by Chelsea Candelario

After a day of classes, I pack my bags and head inside my father’s car. I start to mess with the car radio, skipping the merengue and reggaeton stations. At one point, I come across the Z100 station as my favorite song from Taylor Swift begins to play. I begin lip-syncing along to the music, interrupting myself to talk to my father about my day.

Image courtesy of Chelsea Candelario.

Image courtesy of Chelsea Candelario.

But when my father tells me, “Can you call your grandparents’ house and tell them we’re on our way?” I start to rehearse sentences in my mind. When they pick up, I begin to talk to them in English while they reply in Spanish. For years, I appreciated this exchange because it was easy. Although we speak two different languages, there is some mutual understanding when we have conversations. But I always wondered if it would be easier to speak Spanish fluently to them.

I feel like I’m living two different lives and I’m not sure where I fit. When I’m in my grandparents’ house, the smell of arroz con pollo, habichuelas, and tostones fills my senses. Univision plays in the background, but the conversation between us messes up the dynamic of my surroundings. Their questions are in Spanish, while my answers are in English. Most of the time they understand, but other times I have to use my broken Spanish to communicate.

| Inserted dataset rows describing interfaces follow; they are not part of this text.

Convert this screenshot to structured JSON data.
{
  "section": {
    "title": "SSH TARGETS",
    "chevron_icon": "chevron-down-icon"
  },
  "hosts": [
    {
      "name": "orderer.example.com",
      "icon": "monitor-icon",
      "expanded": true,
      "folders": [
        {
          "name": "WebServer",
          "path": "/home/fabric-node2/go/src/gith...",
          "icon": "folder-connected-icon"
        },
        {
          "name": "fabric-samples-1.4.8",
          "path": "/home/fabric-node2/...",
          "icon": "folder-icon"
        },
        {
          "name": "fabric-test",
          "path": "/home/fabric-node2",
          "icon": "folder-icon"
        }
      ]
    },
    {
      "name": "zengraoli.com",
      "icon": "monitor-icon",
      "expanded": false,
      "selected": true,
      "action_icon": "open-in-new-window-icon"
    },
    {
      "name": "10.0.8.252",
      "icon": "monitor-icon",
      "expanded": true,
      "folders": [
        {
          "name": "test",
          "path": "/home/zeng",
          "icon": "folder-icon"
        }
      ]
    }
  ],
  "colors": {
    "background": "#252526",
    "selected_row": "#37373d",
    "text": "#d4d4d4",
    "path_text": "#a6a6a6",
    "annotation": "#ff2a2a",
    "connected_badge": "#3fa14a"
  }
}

I never saw this exchange as an issue. My logic was if both parties can understand than they can look past the difficulties I have speaking in Spanish. If I totaled the amount of Spanish classes I’ve taken, the amount still wouldn’t excuse my failed attempts of being bilingual.  The only thing that the classes taught me was to understand it better. However, I still freeze up when I try to put a sentence together. “Como se…what’s that word?”

When I came to college, I didn’t see it as a problem. Everyone I encountered spoke English. But coming into my third year of college, I was faced with a wake-up call.  In my dorm, I was surrounded by people who were fluent in Spanish. They reminded me of my grandparents, the people that walk through the streets of the Bronx, and the Spanish classes filled with students that were dedicated to major in this language. These girls looked like Latinas, but they didn’t sound like me. For the first time in three years, I felt ashamed that I wasn’t trying harder to be fluent in a language that’s so prominent in my family.

I’m constantly fighting an inner battle with myself. I want to perfect my Spanish and take away the barrier between my family and I. With three more semesters left of college, I want to educate myself on learning the language better. The next time I’m heading to my grandparents’ house, I want to be able to pick up the phone and spark up a conversation without rehearsing the sentences in my head.

Chelsea Candelario is a third year journalism major and creative writing minor at SUNY New Paltz. She’s a Latina that lives in Bronx, New York. She’s been published in the student-run newspaper, The New Paltz Oracle, and a student-run magazine, Avant Garde. She’s also a blogger of The Social Rundown outside of her academics.